  I got a number of responses, both on the net and to me directly that I
really appreciated.  I'll reply to Neil Pollock's list:
                Once were warriors
                Heavenly Creatures
                Shallow Grave
                Muriel's Wedding
                Pulp Fiction
                Quiz Show
                Eat Drink Man Woman
                The Browning Version
 and his question, "but how many of these are from Hollywood?" by saying
only 2!!  And you have films from around the world on this list.   And I'll
also say that both _Quiz Show_ and _Pulp Fiction_ were Fall releases (in
the US); it has been months since something really terrific has shown up,
    As for Matt McAllister's post, not only do I not mind his spinning off

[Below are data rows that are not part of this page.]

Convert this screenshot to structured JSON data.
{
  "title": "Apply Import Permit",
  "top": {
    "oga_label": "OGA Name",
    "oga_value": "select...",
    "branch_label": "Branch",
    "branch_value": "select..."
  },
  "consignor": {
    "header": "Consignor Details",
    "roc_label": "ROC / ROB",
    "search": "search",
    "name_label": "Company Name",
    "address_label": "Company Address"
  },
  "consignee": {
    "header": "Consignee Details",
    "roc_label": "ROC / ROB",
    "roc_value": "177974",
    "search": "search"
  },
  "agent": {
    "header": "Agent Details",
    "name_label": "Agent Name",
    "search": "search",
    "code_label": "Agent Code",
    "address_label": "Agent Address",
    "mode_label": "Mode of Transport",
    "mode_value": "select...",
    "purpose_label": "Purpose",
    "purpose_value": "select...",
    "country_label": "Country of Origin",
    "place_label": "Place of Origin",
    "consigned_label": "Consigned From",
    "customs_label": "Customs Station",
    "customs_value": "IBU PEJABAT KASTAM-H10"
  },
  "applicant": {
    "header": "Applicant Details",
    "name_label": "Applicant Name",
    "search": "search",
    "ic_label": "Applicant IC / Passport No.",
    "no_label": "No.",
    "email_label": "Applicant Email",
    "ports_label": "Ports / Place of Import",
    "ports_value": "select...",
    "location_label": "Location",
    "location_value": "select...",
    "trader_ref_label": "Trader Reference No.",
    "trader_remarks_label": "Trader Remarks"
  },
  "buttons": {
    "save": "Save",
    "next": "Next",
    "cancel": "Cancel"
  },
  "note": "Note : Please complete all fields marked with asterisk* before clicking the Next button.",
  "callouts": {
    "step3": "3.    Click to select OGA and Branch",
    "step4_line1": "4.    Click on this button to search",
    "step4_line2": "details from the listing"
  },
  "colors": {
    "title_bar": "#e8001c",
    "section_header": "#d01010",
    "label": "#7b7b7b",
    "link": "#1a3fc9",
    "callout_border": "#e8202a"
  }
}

a related issue, but I think the issue raised is a good one, and is
directly connected.
     I will say the following things, very quickly as I get ready to leave
town for a few days:  How many GREAT dialogue comedies were made by the
same person or persons?  In other words, TV shows (like all scripts in
movies today) are not written but rewritten, with individual writers
submitting scripts to a series' story editor; thus, over the course of a
long TV run there may be literally dozens of different writers involved.
Too, I would say that comedy movies are notoriously difficult to sustain
over the course of 100 minutes.  Go back and look at the Marx Bros.
masterpieces and we'll see they are a bit shorter than that.  Woody Allen's
earlier, funnier films, too, came in at 80-90 minutes.  Only Blake Edwards
in recent years has made long comedies (120+ minutes) and his carrer has
been notoriously uneven.  I think, too, the idea that current American
cinema is action driven does allow TV to find a space not simply for
dialogue but for character.
   I suppose people do "judge" a show by the cost.  At $6.25 we want more
for our money than the (seemingly free or less expensive) commerical or
cable TV show.  But since most people watch movies on home video they are
paying $3 a shot, not $6 and more than one person, typically, is watching.
In other words, have people's expectations of feature films been lowered
due to the lower cost at which most people will view them?
    Do we hold out great hopes for THE QUICK AND THE DEAD, a spaghetti
Western from a horror director starring a sex siren?  I do!
David Desser,UIUC Cinema Studies
2109 FLB/707 S. Mathews, Urbana, IL  61801